Not a single gun shop can be found in this city because they are outlawed. Handguns were banned in Chicago for decades, too, until 2010, when the United States Supreme Court ruled that was going too far, leading city leaders to settle for restrictions some describe as the closest they could get legally to a ban without a ban. Despite a continuing legal fight, Illinois remains the only state in the nation with no provision to let private citizens carry guns in public.
Data compiled the Stanley Manne Children's Research Institute revealed that homicide rates in Chicago increased to 18.81 per 100,000 in 2015 vs. 17.64 in 2010, a 7% increase. That's compared to a 6% decline for the United States overall for the same period and over 4x the national average. In fact, at 18.81 homicides per 100,000, Chicago would be ranked as the 201st most dangerous country out of the 218 countries tracked by the United Nations Office on Drugs and Crime.
Perhaps even more shocking is the disparity in homicide rates by ethnicity. African American homicides increased 19% between 2010 and 2015 vs. 8% for Caucasians and a 2% decline for Latinos. Data revealed that African American homicide rates were eight times higher than Caucasians in 2005, 16 times higher in 2010, and 18 times higher in 2015.
Homicide rates were the highest among young people with the highest rates experience among 20-24 year olds at 64.28, a 48% increase in 5 years.
Finally, despite some of the most restrictive gun laws in the country, 87% of homicides were committed with firearms, up from 79% in 2010. So how could the city that has the toughest gun laws in the country, laws described as the "closest they could get legally to a ban without a ban," also have some of the highest gun-related homicide rates?
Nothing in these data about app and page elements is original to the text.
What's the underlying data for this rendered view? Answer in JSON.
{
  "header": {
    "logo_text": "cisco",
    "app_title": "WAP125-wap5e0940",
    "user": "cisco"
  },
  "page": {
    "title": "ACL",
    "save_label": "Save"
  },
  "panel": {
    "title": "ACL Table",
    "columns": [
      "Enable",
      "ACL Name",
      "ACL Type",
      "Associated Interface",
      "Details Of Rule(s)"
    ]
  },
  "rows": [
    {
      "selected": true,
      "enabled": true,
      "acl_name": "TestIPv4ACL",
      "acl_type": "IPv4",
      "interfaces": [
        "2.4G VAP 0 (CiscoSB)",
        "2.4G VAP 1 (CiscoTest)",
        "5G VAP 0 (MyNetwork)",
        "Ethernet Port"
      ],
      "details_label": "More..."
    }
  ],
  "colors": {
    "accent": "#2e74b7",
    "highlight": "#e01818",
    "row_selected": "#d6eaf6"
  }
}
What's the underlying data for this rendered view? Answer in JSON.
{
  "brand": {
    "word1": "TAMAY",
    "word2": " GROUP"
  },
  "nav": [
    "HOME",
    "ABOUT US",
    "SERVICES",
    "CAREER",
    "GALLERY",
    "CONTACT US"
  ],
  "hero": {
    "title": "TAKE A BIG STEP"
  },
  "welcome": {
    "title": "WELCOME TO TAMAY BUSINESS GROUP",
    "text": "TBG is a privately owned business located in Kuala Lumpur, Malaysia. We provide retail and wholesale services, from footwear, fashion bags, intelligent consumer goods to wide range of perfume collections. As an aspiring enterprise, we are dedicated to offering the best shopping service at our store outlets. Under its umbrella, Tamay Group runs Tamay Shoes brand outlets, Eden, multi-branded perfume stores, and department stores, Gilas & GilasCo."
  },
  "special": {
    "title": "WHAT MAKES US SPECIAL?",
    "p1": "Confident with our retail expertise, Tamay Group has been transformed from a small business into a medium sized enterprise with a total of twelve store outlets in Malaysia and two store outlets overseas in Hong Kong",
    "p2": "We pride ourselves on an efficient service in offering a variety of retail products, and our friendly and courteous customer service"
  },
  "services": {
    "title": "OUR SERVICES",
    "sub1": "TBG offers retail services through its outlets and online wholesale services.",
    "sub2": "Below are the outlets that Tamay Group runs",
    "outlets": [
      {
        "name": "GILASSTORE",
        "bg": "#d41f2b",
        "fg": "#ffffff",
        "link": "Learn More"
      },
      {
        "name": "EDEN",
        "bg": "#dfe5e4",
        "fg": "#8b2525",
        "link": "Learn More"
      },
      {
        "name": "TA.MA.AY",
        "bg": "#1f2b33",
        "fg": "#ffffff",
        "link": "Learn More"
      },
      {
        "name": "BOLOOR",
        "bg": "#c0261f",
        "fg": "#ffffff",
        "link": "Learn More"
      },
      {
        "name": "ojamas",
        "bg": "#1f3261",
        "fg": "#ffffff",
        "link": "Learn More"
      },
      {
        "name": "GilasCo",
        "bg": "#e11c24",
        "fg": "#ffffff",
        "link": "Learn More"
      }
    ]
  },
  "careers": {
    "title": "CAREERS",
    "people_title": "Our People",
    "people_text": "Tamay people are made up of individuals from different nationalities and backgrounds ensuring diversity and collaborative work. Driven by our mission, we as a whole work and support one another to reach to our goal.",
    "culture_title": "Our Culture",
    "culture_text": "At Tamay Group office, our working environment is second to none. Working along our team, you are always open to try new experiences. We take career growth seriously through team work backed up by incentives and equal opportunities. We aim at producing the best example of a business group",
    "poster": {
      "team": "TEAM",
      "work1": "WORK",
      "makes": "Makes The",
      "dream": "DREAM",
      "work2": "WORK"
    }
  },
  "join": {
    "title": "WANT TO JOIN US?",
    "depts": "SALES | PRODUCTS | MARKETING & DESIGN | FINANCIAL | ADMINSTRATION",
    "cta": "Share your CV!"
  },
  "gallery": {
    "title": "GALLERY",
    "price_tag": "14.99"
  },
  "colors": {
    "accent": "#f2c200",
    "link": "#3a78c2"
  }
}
Could it be, that criminals looking to use weapons for violence have a lower propensity to follow laws and that by banning guns you're really just taking them out of the hands of law-abiding citizens that wouldn't have used them for violence anyway? Just a thought.